What Size Leader Should I Use for Fly Fishing?

Fly fishing is a popular sport that requires the use of a specialized rod and reel. The type of leader used for fly fishing can be an important factor in the success of your outing. The size of the leader you choose to use can affect the presentation of your fly, as well as the fish’s ability to detect it.

When choosing a leader for fly fishing, there are several considerations that should be taken into account. Firstly, consider the type of water you will be fishing in.

Different types of water require different sizes and strengths of leaders. For example, if you are fishing in fast-moving water, a thicker leader is necessary to ensure that your flies don’t get washed away before they reach their intended Target. Conversely, if you are fishing in still water, a thinner leader is preferable to make sure your flies are presented delicately and without excessive drag.

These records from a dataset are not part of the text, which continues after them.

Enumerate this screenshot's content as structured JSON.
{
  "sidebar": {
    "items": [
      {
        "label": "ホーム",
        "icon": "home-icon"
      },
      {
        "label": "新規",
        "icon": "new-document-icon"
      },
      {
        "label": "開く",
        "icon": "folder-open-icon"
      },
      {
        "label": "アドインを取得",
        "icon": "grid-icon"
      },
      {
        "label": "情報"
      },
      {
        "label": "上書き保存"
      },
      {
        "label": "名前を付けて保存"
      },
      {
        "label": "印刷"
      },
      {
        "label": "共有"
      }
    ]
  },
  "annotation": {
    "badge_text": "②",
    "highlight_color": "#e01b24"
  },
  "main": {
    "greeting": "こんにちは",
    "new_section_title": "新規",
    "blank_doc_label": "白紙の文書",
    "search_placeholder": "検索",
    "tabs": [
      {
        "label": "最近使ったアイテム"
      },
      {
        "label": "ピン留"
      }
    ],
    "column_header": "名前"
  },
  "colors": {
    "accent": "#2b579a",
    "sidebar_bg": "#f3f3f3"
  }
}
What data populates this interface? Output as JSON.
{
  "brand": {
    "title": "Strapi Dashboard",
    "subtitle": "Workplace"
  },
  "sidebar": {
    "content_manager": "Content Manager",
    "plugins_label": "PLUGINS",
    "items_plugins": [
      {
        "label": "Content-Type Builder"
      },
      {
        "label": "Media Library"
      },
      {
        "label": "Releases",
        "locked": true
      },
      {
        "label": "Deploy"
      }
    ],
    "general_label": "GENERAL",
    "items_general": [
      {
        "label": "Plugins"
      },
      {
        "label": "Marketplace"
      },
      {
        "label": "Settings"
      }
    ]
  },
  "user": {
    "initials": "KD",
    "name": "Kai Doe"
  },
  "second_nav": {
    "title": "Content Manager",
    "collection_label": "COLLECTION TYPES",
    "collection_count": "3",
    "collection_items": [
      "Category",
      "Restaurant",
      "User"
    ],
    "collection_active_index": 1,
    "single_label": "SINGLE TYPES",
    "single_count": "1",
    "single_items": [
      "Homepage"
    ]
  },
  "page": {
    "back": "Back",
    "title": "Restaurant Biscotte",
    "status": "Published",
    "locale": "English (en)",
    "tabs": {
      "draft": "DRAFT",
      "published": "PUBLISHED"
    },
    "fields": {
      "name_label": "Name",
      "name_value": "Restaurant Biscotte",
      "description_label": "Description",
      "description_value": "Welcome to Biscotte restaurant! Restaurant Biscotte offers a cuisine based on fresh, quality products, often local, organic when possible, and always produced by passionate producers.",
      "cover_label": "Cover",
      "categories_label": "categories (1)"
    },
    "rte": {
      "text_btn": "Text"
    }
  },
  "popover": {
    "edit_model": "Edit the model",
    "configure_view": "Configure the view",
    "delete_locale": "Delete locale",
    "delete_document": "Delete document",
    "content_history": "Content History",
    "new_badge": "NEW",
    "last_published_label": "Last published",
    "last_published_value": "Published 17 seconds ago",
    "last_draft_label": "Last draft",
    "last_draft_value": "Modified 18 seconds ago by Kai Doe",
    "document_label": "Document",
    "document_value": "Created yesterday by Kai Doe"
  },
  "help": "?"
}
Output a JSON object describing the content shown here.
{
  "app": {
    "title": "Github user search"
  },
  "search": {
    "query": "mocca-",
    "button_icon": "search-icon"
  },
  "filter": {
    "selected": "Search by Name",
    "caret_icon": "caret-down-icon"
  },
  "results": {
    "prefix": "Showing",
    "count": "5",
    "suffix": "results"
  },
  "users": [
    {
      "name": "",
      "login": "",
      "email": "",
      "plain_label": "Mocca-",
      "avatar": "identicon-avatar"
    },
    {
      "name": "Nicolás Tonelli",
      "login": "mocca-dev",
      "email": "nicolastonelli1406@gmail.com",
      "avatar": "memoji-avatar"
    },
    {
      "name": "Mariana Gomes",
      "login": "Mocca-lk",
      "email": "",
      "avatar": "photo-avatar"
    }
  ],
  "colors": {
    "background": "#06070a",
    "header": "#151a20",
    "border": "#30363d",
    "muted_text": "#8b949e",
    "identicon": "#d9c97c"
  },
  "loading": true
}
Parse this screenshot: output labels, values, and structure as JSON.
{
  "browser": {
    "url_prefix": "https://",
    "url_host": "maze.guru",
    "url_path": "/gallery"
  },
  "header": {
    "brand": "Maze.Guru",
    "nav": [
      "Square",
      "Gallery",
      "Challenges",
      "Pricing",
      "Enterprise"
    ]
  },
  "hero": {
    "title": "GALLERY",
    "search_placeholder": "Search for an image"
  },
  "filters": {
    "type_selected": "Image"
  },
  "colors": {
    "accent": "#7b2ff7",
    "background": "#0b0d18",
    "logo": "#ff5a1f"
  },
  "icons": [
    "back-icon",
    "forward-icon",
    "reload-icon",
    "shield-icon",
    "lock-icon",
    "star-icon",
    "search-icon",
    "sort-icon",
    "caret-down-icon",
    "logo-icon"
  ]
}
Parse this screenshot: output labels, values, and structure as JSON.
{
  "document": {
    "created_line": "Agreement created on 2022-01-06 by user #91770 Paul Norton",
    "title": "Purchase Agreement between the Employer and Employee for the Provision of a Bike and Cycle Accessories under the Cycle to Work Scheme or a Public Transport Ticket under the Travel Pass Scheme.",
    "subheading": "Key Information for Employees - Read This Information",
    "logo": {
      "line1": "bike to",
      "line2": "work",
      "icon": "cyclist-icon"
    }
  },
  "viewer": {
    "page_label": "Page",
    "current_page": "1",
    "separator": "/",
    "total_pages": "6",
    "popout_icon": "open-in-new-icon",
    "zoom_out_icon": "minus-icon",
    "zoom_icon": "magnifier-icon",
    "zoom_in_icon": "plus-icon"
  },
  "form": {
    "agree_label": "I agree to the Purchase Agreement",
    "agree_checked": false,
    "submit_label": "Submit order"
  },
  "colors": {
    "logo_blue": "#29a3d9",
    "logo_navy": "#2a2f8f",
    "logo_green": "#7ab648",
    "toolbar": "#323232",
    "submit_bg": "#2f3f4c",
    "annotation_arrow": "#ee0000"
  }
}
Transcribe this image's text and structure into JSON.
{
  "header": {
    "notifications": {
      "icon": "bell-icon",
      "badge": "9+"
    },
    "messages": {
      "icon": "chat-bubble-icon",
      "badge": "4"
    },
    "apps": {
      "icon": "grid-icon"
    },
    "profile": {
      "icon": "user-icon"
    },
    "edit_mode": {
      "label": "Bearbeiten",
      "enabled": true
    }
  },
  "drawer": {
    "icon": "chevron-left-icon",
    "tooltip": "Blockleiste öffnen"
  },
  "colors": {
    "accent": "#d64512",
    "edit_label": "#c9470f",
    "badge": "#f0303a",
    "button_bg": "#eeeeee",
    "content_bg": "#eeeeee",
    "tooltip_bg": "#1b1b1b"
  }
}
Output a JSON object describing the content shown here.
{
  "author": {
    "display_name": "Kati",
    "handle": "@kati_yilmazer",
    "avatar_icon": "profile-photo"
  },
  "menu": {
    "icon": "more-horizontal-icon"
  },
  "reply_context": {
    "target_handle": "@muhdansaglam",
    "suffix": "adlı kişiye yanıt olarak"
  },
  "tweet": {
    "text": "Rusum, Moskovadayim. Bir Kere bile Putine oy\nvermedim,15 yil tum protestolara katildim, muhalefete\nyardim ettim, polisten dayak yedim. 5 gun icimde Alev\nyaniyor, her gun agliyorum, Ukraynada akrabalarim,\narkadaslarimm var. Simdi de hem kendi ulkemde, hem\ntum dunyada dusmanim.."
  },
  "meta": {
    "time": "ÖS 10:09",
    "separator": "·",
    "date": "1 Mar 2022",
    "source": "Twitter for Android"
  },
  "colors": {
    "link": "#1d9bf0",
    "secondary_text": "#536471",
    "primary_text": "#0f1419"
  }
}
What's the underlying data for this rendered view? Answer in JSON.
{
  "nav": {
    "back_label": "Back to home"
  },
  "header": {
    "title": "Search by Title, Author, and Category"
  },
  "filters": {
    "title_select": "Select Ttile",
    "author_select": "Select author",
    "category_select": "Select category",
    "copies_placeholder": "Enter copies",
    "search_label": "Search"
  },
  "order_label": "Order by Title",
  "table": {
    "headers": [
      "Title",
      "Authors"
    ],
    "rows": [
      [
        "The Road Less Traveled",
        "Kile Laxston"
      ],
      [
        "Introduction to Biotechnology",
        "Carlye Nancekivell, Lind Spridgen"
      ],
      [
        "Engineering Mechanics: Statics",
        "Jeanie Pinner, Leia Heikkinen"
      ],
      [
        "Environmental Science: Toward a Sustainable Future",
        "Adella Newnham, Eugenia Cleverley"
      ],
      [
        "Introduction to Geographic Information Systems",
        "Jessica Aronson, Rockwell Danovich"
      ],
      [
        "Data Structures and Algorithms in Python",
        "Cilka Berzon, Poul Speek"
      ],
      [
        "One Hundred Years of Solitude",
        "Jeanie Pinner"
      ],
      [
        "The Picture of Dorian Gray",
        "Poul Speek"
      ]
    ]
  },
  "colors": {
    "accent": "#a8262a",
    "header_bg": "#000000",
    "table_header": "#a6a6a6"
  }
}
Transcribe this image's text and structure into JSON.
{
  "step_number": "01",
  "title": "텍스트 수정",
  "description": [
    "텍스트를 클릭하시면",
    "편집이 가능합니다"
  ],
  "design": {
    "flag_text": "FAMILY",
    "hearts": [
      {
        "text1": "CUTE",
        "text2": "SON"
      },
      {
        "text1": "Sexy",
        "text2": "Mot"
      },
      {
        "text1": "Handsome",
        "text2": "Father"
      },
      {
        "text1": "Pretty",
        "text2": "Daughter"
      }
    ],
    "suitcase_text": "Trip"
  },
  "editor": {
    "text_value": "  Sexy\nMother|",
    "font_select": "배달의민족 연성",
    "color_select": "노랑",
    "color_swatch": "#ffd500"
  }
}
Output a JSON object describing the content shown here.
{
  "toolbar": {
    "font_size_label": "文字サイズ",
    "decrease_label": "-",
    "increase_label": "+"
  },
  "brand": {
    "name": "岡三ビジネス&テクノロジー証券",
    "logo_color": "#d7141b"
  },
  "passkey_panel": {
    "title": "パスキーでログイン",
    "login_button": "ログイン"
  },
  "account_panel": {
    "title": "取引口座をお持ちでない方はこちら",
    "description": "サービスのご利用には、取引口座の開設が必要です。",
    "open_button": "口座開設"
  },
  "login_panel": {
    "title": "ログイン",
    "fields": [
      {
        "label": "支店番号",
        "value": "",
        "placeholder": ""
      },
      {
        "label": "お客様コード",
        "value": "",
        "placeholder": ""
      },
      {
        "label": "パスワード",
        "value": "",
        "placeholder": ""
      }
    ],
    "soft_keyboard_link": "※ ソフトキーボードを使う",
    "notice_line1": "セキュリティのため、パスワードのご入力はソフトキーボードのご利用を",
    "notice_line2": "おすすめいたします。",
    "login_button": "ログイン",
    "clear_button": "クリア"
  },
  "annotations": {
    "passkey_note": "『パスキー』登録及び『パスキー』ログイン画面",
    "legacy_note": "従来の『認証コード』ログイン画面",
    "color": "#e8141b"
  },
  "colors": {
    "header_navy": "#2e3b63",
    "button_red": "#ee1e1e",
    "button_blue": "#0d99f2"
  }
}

Another factor to consider when selecting a leader for fly fishing is the type and size of fish you will be Targeting. If you are Targeting larger fish, such as salmon or steelhead, a heavier leader is recommended so that it can withstand the powerful strikes from these predators. On the other hand, if you are Targeting smaller panfish or trout, a lighter leader may be more appropriate as it will present your flies more naturally and provide less resistance when fighting smaller fish.

The last factor to take into account when selecting a leader for fly fishing is personal preference. Many anglers prefer leaders with different lengths and tapers based on their own experience and technique. Experimenting with different sizes and tapers can help find out which one works best for each individual angler’s style and purpose.

Conclusion:

In conclusion, when selecting a leader for fly fishing there are many factors to consider including water type, Targeted fish species, and personal preference. Knowing how each factor affects the size and strength of your leader can help ensure that you have chosen an appropriate one for your next outing.

Photo of author

Emma Gibson